Dr. Ana Lasbrey serves as Dr. Paolo Macchiarini’s right-hand woman when the latter joins Karolinska Institutet (KI) in the second season of Peacock’s true crime series ‘Dr. Death.’ To accelerate the progress of her stem cell research, she joins Macchiarini’s team which implants biosynthetic tracheas in several patients. However, she starts to reconsider her decision to assist the surgeon after confronting the worsening condition of Andemariam Beyene. In reality, a surgeon named Ana didn’t work with Macchiarini at Karolinska. However, the character isn’t entirely fictional either. She can be seen as a combination of two doctors who still work in Sweden now!
The Two Whistleblowers
Dr. Ana Lasbrey can be seen as a combination of Karl-Henrik Grinnemo and Oscar Simonson, two surgeons who worked with Macchiarini at Karolinska and eventually exposed his scientific misconduct along with Matthias Corbascio. In the series, Ana gets starstruck upon seeing Macchiarini at Karolinska, which leads to her addition to the former’s research team in no time. In reality, Simonson is one of the first doctors who teamed up with Macchiarini at the medical institution. “I was the first of the whistleblowers to work with him [Macchiarini],” the surgeon told The Telegraph. Macchiarini’s presentation was captivating for Simonson and several other professors who worked at the prestigious medical institution at the time.
“He [Macchiarini] was extremely charming and had a lot of charisma. I remember his first presentation about his vision – he arrived in his Italian suit and scarf, and he talked very quietly so we all had to lean forward to hear, but he completely took over the room,” Simonson said in the same interview. However, Simonson is the surgeon who conducted the rat trachea implantations as part of Macchiarini’s research, which Dr. Anders Svensson does in the crime drama. Grinnemo is another surgeon who worked closely with Macchiarini at Karolinska. He assisted Macchiarini in Beyene’s organ transplant operation in 2011 as Ana does in the show.
In 2013, Grinnemo teamed up with Simonson and Corbascio to unravel the misconduct committed by Macchiarini. The group noticed not only that the patients who underwent transplant surgery under Macchiarini’s care suffered after the procedures but also that there weren’t any stem cell growths in or around the artificial tracheas implanted by the surgeon. They discovered that no animal studies were conducted before the transplant surgeries as well.

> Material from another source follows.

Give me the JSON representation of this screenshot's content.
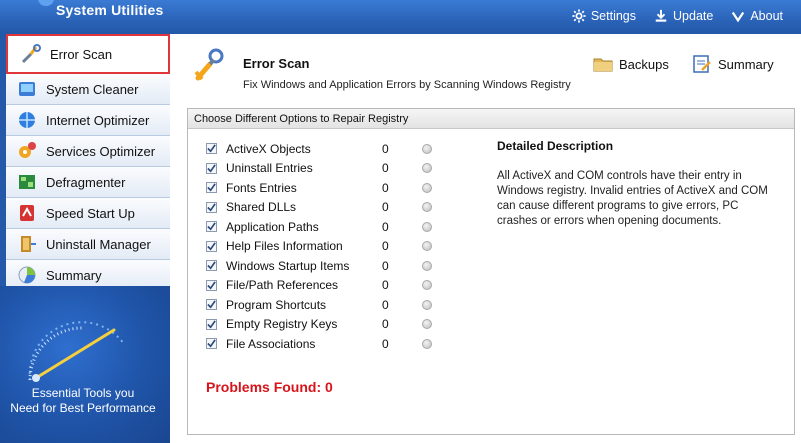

Grinnemo and Simonson Are Working Together
Karl-Henrik Grinnemo and Oscar Simonson left Karolinska Institutet after emerging as the whistleblowers who exposed Paolo Macchiarini. They are currently working together as surgeons in a reputed public research university in Sweden. After exposing Macchiarini, Grinnemo had to experience several challenges professionally. In April 2014, Macchiarini alleged that Grinnemo stole the former’s work for a grant application. A year later, Anders Hamsten, then-vice-chancellor of KI, ruled Grinnemo was guilty of “carelessness.” The ruling affected his research work severely.
“Because I had raised concerns about such a popular figure at KI, I had already been shut out of a lot of research networks at the institution. But the 2015 verdict made it worse,” Grinnemo said about the ruling. “Despite my publication record, I didn’t receive any new grants. No one wanted to collaborate with me. We were doing good research, but it didn’t matter. We were ‘marked’ by the vice-chancellor’s verdict. It was a terrible time. I thought I was going to lose my lab, my staff – everything. It’s been three tough years,” he added. In 2016, a new panel dived deep into the allegation and found what he had done was “usual practice” for the research group.
After the revised verdict, Grinnemo started to work for the Swedish Research Council to evaluate grants while focusing on his own research. In 2018, KI found seven researchers guilty of misconduct in the Macchiarini case, including Grinnemo. “[…] it is KI’s firm opinion that a whistleblower who has participated in a scientific study and also as author of a scientific article, despite reporting, cannot be freed from blame or absolved from responsibility,” Ole Petter Ottersen, President of Karolinska Institutet, stated in a press release. Simonson raised his concern regarding the verdict saying that it “sends the message that whistleblowers in research will be punished.” “That’s a serious problem for research,” he added.
Simonson continues to hold KI responsible and the institution eventually conceded that the whistleblowers “should have been taken seriously much earlier.” “They [the Karolinska] have not been punished enough: at a minimum, they should give the families of the patients who were killed reparations,” Simonson told The Telegraph in 2023. Grinnemo also works as a cardiothoracic surgeon at two teaching hospitals located in Solna and Uppsala. He reportedly resides in Greater Stockholm. Simonson’s work takes him to Uppsala, a city near Stockholm.